_TASK ITEM_. What lines in this listing contain the string "niuye"? Report each one by copying it.
· · ·
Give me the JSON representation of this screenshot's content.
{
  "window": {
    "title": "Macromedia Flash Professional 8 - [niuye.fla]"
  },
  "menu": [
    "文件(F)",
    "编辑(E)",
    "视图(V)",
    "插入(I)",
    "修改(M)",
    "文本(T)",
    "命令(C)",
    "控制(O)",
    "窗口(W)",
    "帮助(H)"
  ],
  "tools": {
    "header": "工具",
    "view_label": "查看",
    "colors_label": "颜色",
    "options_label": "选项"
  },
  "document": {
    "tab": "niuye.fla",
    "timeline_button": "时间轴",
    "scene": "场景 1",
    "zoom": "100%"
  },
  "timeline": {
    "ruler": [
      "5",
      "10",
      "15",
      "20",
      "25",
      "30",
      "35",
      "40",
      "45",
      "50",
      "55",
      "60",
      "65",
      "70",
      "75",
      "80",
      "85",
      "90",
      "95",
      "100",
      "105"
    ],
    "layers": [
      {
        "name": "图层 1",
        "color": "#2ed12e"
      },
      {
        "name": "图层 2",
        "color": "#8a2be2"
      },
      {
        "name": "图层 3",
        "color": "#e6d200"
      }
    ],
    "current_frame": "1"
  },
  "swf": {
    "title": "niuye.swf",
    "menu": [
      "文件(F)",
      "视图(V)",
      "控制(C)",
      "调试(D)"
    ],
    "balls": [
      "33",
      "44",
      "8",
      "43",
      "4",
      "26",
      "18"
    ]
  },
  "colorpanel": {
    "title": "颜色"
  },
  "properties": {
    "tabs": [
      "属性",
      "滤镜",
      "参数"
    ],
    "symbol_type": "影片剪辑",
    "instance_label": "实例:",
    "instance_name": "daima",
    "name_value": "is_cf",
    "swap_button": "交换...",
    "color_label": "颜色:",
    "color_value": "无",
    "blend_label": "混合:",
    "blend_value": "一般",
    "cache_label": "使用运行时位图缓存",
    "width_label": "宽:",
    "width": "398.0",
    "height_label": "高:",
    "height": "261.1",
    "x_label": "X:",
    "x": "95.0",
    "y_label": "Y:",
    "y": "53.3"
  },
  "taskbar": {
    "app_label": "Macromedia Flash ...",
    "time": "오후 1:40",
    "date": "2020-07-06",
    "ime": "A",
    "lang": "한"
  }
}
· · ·
_RESULT_.
    "title": "Macromedia Flash Professional 8 - [niuye.fla]"
    "tab": "niuye.fla",
    "title": "niuye.swf",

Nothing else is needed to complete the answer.